I recalled how back in school days, I have friends who will also take time to beautify their notes with like a whole pencil case of colour markers (hahaha) and write their notes in a certain font (dunno if anyone gets it? hahaha). But honestly, students these days have levelled up so much in the aesthetics department. I feel like I’m looking at art pieces 🙂

(yes I secretly have a lot to say on this topic)

I used to colour-code my notes (sticking to max about 5 colours) for ease of reference but I have settled into a comfortable routine of using mostly pencil for my Korean and Japanese notes (mostly vocab these days), but I do use a couple of colours for Thai/Russian, where I am just starting out and I find a couple of colours useful.

On aesthetics – I do admit that when I take photos for social media / this blog, I do (pretentiously) find some props and arrange my stationery neatly. (duh, I don’t actually study with random props like my camera lying flat next to my book, with dried flowers and dunno what other rubbish). I don’t think anyone will deliberately spend effort on their notes for the gram (and not just due to personal style), cos that’s really another level.

So if you are wondering why I haven’t exactly shared how I take notes, it’s because the gist of this post is find a method that you are comfortable with and fits your objectives. 🙂

hahahaha ok I will write a separate post on how I do language notetaking.

Till next time!

2 In Japanese learning journey (:/ Japanese Textbook Reviews

[Review] Tuttle’s Basic Japanese

I… cannot decide how I feel about this book and this is quite a rare occurrence because usually I’m quite clear about how I feel about a textbook! Let’s get into the review proper.

This basic Japanese book appears to be more suitable for someone who has some basic knowledge of the Japanese writing system as it completely skips the usual hiragana / kanatana table. I’m quite used to most beginner textbook having at least one chapter dedicated to the Japanese writing system (or even just having the tables) so this is rather unusual. That said, Chapter 1 essentially introduces the Japanese pronunciation, rhythm, syllable, voicing, vowels, consonants etc which to me was rather strange cos… why have these basic information and yet not introduce the writing system?!

Chapter one also started out with some basic dialogue and basic vocabulary which is written in hiragana, katakana and kanji (without furigana). Ok, I can deal with that, it’s authentic and how Japanese should be written. But why kanji without furigana? …. and WHY ROMANISATION. The whole book uses romanisation which… personally I find an eyesore. I would way rather see furigana on the kanji! It also does not help by romanising Kanji – e.g. 息子 is just romanised as musuko. As a beginner how would I know if 息 is read as mu or musu?

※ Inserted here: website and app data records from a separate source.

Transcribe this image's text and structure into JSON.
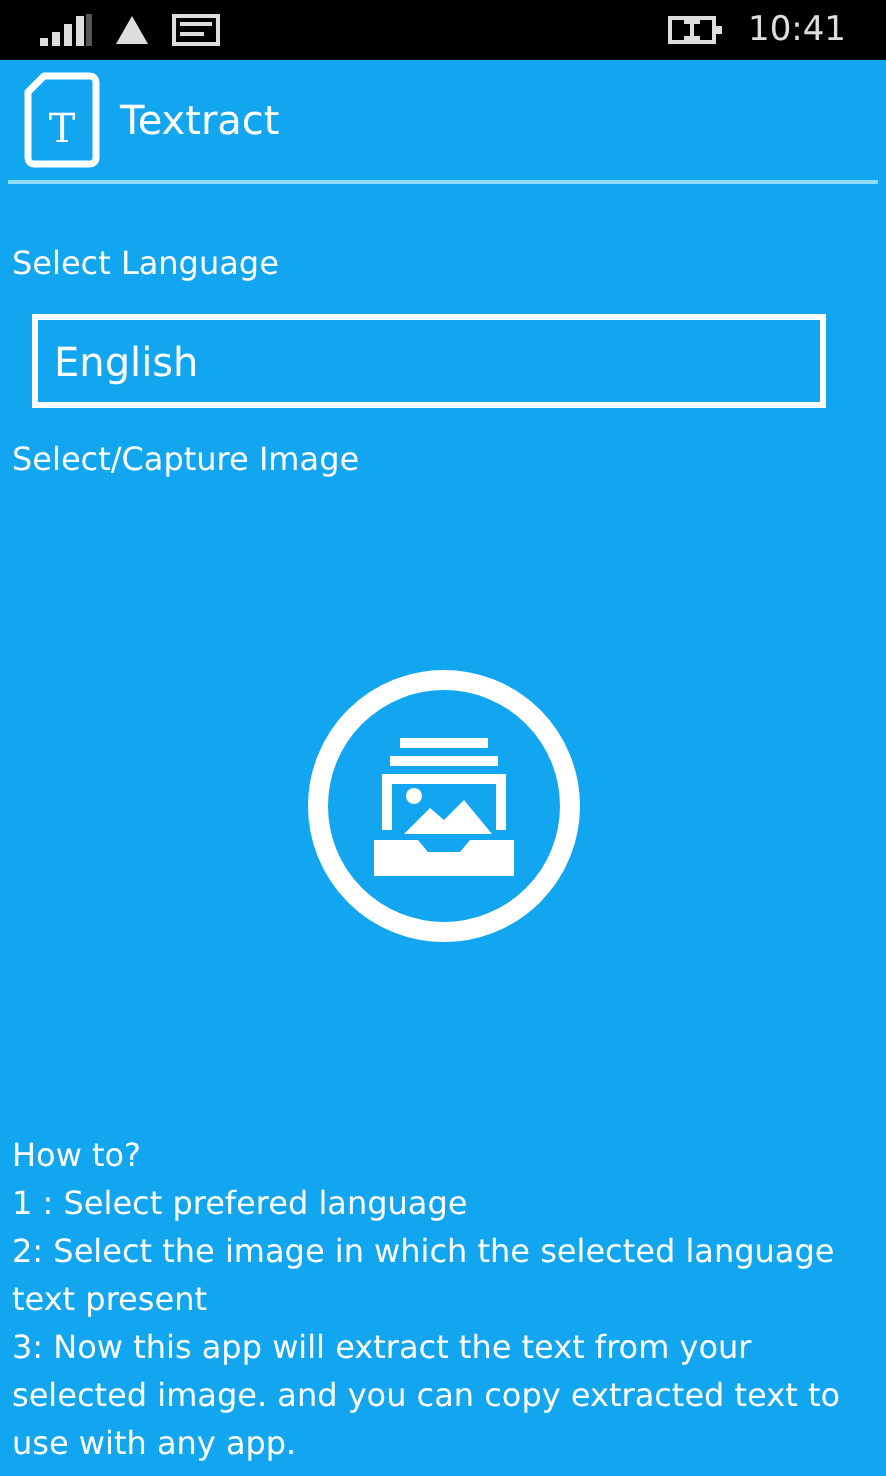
{
  "status_bar": {
    "time": "10:41"
  },
  "header": {
    "logo_letter": "T",
    "title": "Textract"
  },
  "language": {
    "label": "Select Language",
    "value": "English"
  },
  "image": {
    "label": "Select/Capture Image"
  },
  "help": [
    "How to?",
    "1 : Select prefered language",
    "2: Select the image in which the selected language text present",
    "3: Now this app will extract the text from your selected image. and you can copy extracted text to use with any app."
  ]
}
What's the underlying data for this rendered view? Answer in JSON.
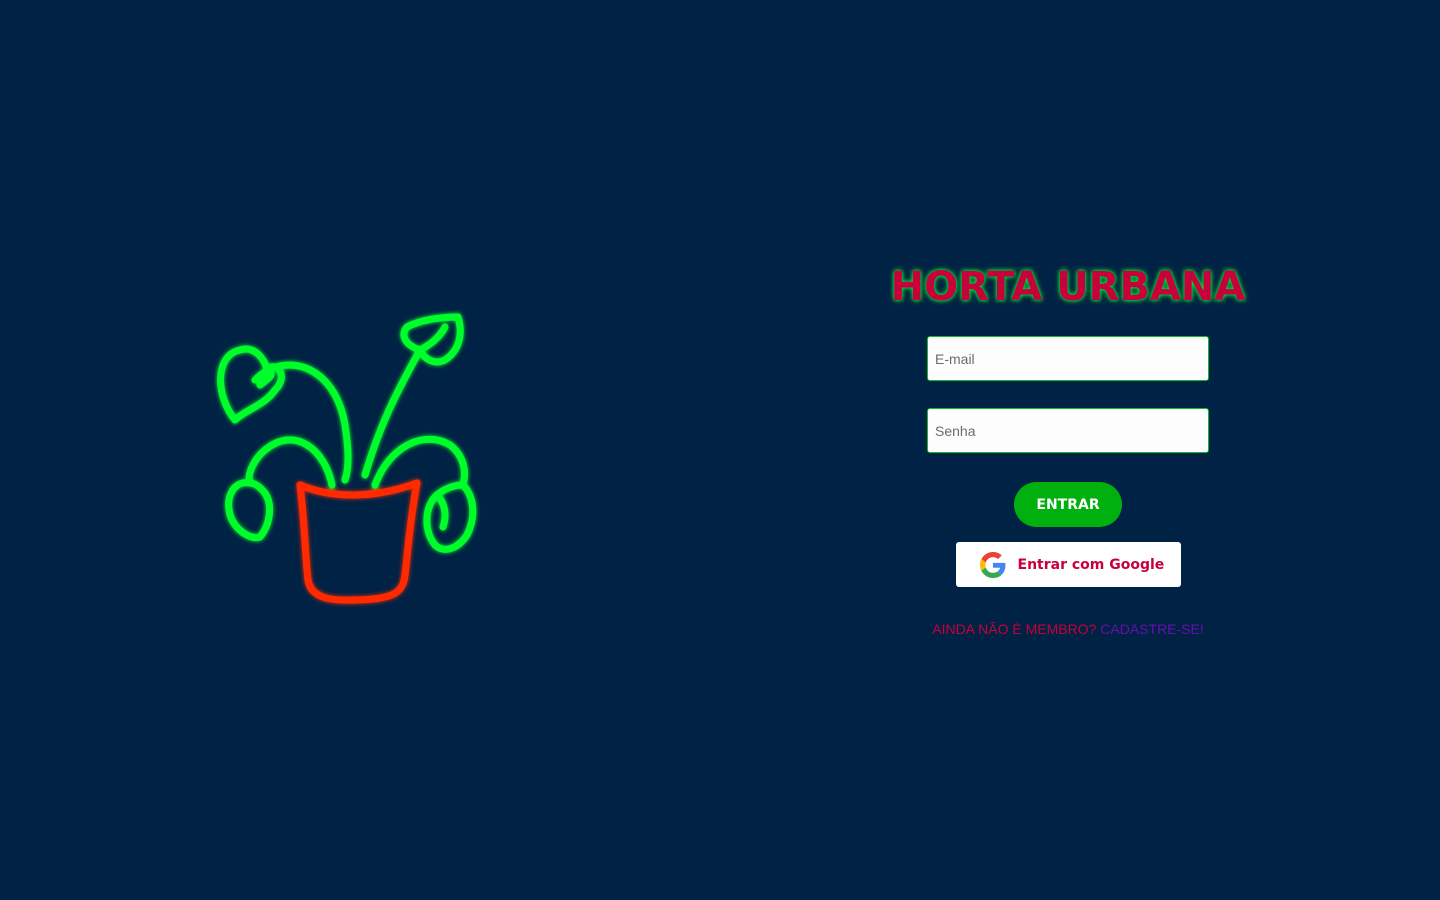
{
  "app": {
    "title": "HORTA URBANA"
  },
  "login_form": {
    "email_placeholder": "E-mail",
    "password_placeholder": "Senha",
    "submit_label": "ENTRAR",
    "google_label": "Entrar com Google"
  },
  "signup": {
    "prompt": "AINDA NÃO É MEMBRO?",
    "link_label": "CADASTRE-SE!"
  },
  "illustration": {
    "icon": "potted-plant-neon-icon"
  },
  "colors": {
    "background": "#002244",
    "brand": "#c8003c",
    "accent_green": "#00b00f",
    "link": "#6a0dad",
    "leaf_neon": "#00ff2a",
    "pot_neon": "#ff2a00"
  }
}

Fine, as a learner, I can ignore the romanisation if I need to (and I still think you should). Although it’s terrible that the romanisation is in bold so naturally your eyeballs are drawn to it. Also, in the explanations, the book uses the romanisation ONLY. Which to me is a huge turn-off and a nono. Because in this case, I see it as an encouragement to rely on romanisation, and romanisation is no longer an “aid” to help you to read the actual Japanese characters.

And at this point, I don’t quite know how to review this book anymore.

Which is a real pity. Because I do think that this point offers quite good structured lessons and detailed explanations of the grammar points, with decent (doable) exercises for the self-learners.

Overall thoughts

What I like:

  • Use of hiragana, katagana and kanji right at the start
  • decently structured lessons and explanations of grammar points

What can be improved:

  • Reduce the reliance of romanisation – either leave it out after 2-3 chapters, or STOP bolding it
  • Stop using romanisation only in the explanations